## About this task
Check every line of the data for the word "Stadt", and copy those that have it.

____

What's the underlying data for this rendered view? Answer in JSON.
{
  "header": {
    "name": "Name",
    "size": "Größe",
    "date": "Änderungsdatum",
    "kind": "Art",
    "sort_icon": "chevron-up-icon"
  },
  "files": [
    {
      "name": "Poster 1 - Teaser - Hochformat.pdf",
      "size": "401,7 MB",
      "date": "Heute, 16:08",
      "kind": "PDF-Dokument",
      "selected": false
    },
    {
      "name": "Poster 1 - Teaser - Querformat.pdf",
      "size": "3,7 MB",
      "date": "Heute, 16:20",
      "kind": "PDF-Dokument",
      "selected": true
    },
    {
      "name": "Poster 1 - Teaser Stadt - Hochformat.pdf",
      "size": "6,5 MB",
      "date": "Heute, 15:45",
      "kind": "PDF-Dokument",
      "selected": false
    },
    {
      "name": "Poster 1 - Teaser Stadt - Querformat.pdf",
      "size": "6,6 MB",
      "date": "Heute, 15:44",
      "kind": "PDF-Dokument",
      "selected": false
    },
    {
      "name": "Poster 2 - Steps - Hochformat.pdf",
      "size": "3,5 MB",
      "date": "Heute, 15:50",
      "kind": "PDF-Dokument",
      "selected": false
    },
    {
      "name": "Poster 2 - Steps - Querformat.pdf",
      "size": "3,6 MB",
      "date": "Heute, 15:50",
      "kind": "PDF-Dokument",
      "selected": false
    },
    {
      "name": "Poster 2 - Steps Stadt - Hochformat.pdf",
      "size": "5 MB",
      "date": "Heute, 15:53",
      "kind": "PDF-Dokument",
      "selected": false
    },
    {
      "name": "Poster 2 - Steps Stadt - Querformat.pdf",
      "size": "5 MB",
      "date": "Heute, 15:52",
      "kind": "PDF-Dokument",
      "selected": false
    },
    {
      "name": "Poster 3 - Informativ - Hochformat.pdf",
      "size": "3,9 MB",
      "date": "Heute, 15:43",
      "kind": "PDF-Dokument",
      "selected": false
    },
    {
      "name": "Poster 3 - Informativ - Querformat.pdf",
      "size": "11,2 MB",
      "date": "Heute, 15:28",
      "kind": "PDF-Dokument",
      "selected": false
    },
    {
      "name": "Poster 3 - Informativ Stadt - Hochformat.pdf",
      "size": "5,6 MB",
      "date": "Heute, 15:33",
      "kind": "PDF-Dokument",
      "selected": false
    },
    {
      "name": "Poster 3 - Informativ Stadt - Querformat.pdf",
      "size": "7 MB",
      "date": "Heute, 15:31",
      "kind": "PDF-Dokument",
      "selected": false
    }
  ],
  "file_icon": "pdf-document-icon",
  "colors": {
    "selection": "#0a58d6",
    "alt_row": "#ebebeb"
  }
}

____

## Solution to this task
      "name": "Poster 1 - Teaser Stadt - Hochformat.pdf",
      "name": "Poster 1 - Teaser Stadt - Querformat.pdf",
      "name": "Poster 2 - Steps Stadt - Hochformat.pdf",
      "name": "Poster 2 - Steps Stadt - Querformat.pdf",
      "name": "Poster 3 - Informativ Stadt - Hochformat.pdf",
      "name": "Poster 3 - Informativ Stadt - Querformat.pdf",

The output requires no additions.